At the conclusion of our trans-Pacific phone call, Amos promised to ship samples of his latest baking venture, Chip and Cookie Cookies, along with copies of his two personal growth titles. It’s taken a while for me to get back to them, but the time seems ripe to share his watermelon mnemonic and uplifting philosophy for navigating life’s inevitable challenges. I don’t know about you, but I’m feeling in need of some post-election/fiscal cliff positivity. So, here goes.
Watermelon Credo: The Book
Drawing from his personal experiences, positive belief system and lifelong love for watermelon, Wally Amos shares his inspirational credo for staying positive when faced with personal, financial and physical challenges in a colorfully illustrated mnemonic based on his popular wall poster.

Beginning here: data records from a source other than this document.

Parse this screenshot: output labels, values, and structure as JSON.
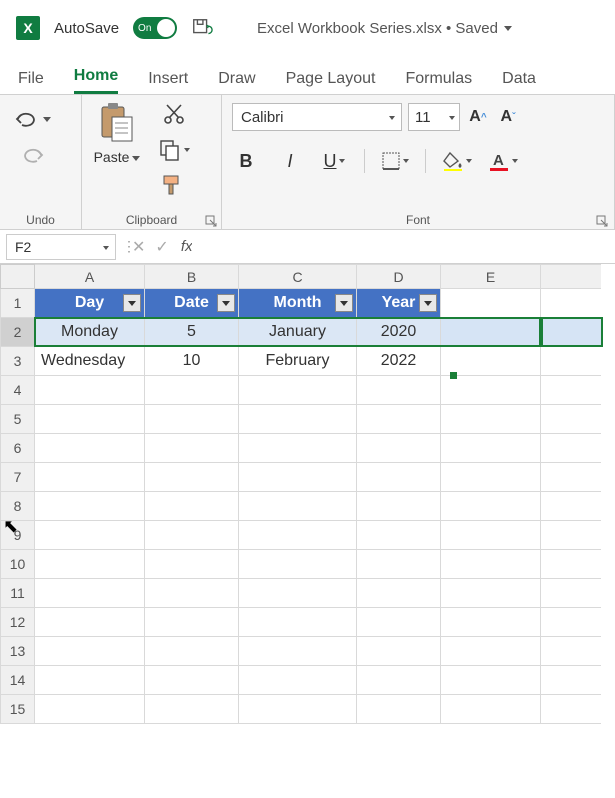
{
  "titlebar": {
    "autosave_label": "AutoSave",
    "toggle_state": "On",
    "document": "Excel Workbook Series.xlsx • Saved"
  },
  "tabs": [
    "File",
    "Home",
    "Insert",
    "Draw",
    "Page Layout",
    "Formulas",
    "Data"
  ],
  "active_tab": "Home",
  "ribbon": {
    "undo_label": "Undo",
    "clipboard_label": "Clipboard",
    "paste_label": "Paste",
    "font_label": "Font",
    "font_name": "Calibri",
    "font_size": "11",
    "bold": "B",
    "italic": "I",
    "underline": "U"
  },
  "namebox": "F2",
  "chart_data": {
    "type": "table",
    "columns": [
      "A",
      "B",
      "C",
      "D",
      "E"
    ],
    "header_row": 1,
    "headers": [
      "Day",
      "Date",
      "Month",
      "Year"
    ],
    "rows": [
      {
        "Day": "Monday",
        "Date": 5,
        "Month": "January",
        "Year": 2020
      },
      {
        "Day": "Wednesday",
        "Date": 10,
        "Month": "February",
        "Year": 2022
      }
    ],
    "selected_row": 2,
    "active_cell": "F2",
    "row_count_visible": 15
  },
  "sheet": {
    "cols": [
      "A",
      "B",
      "C",
      "D",
      "E"
    ],
    "headers": {
      "A": "Day",
      "B": "Date",
      "C": "Month",
      "D": "Year"
    },
    "r2": {
      "A": "Monday",
      "B": "5",
      "C": "January",
      "D": "2020"
    },
    "r3": {
      "A": "Wednesday",
      "B": "10",
      "C": "February",
      "D": "2022"
    }
  }
}
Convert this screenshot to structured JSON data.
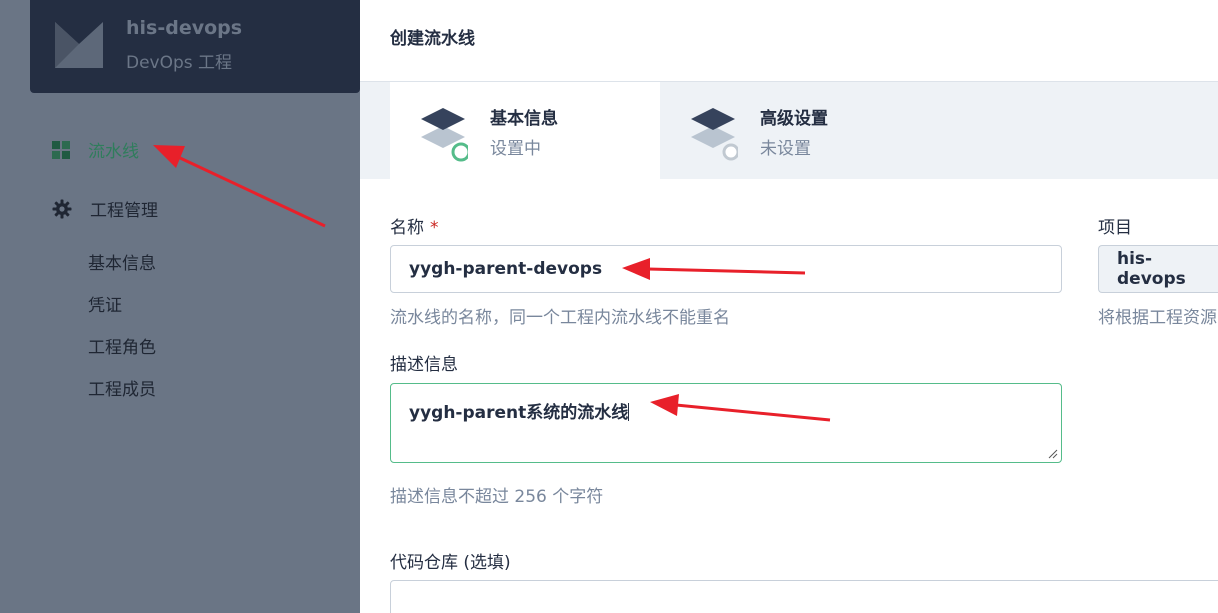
{
  "sidebar": {
    "project_name": "his-devops",
    "project_type": "DevOps 工程",
    "nav": {
      "pipeline": "流水线",
      "project_management": "工程管理"
    },
    "sub_items": [
      "基本信息",
      "凭证",
      "工程角色",
      "工程成员"
    ]
  },
  "header": {
    "title": "创建流水线"
  },
  "steps": [
    {
      "title": "基本信息",
      "status": "设置中"
    },
    {
      "title": "高级设置",
      "status": "未设置"
    }
  ],
  "form": {
    "name_label": "名称",
    "required_mark": "*",
    "name_value": "yygh-parent-devops",
    "name_hint": "流水线的名称，同一个工程内流水线不能重名",
    "project_label": "项目",
    "project_value": "his-devops",
    "project_hint": "将根据工程资源",
    "desc_label": "描述信息",
    "desc_value": "yygh-parent系统的流水线",
    "desc_hint": "描述信息不超过 256 个字符",
    "repo_label": "代码仓库 (选填)"
  },
  "colors": {
    "accent": "#55bc8a",
    "annotation_arrow": "#e8202a"
  }
}
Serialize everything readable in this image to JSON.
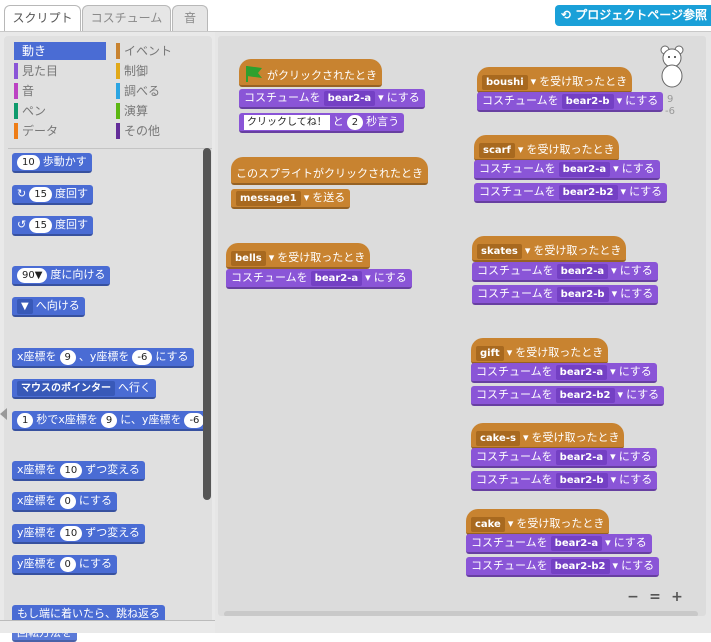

In the chapter titles, he spells out his recipe for acquiring and maintaining a positive attitude regardless of life’s vicissitudes:
Whatever you believe creates your reality.
Attitude is the magic word.
Together everyone achieves more.
Enthusiasm is the wellspring of life.
Respect yourself, as well as others.
Make commitments, not excuses.
Every day can be a fun day.
Love is the answer.
One day at a time.
Never give up or become a victim.
For readers who may not share the author’s fondness for watermelon, he encourages them to choose their own objects, outlining principles for each letter for daily review and inspiration.
Watermelon Magic: Seeds of Wisdom, Slices of Life
Using watermelon as a metaphor for the magic of life, Wally Amos’ soul-bearing, self-help book is a prescription for being happy in the midst of change; something he knows quite a bit about. With a foreword by Jack Canfield and Mark Victor Hansen (Chicken Soup for the Soul authors), this heartfelt, upbeat biographical brief is bulleted with quotes and thoughtful Wallymelon Lessons based on his extraordinary experiences as the founder and CEO of the $250 million-a-year Famous Amos designer cookie empire and how his enterprise began to crumble under his management. Amos’ instructs readers to make their own decisions based on personal preferences and beliefs and not to be “duped by stereotypes circulated by racists and bigots for the purpose of oppressing people of other races, religions, and cultures.” Bottom line: “It is not all right for other people to tell you what is right for you.” Wise words from an affable entrepreneur, a passionate man with seemingly unflappable optimism.
Both books are quick and refreshing reads. Succulent offerings for the soul.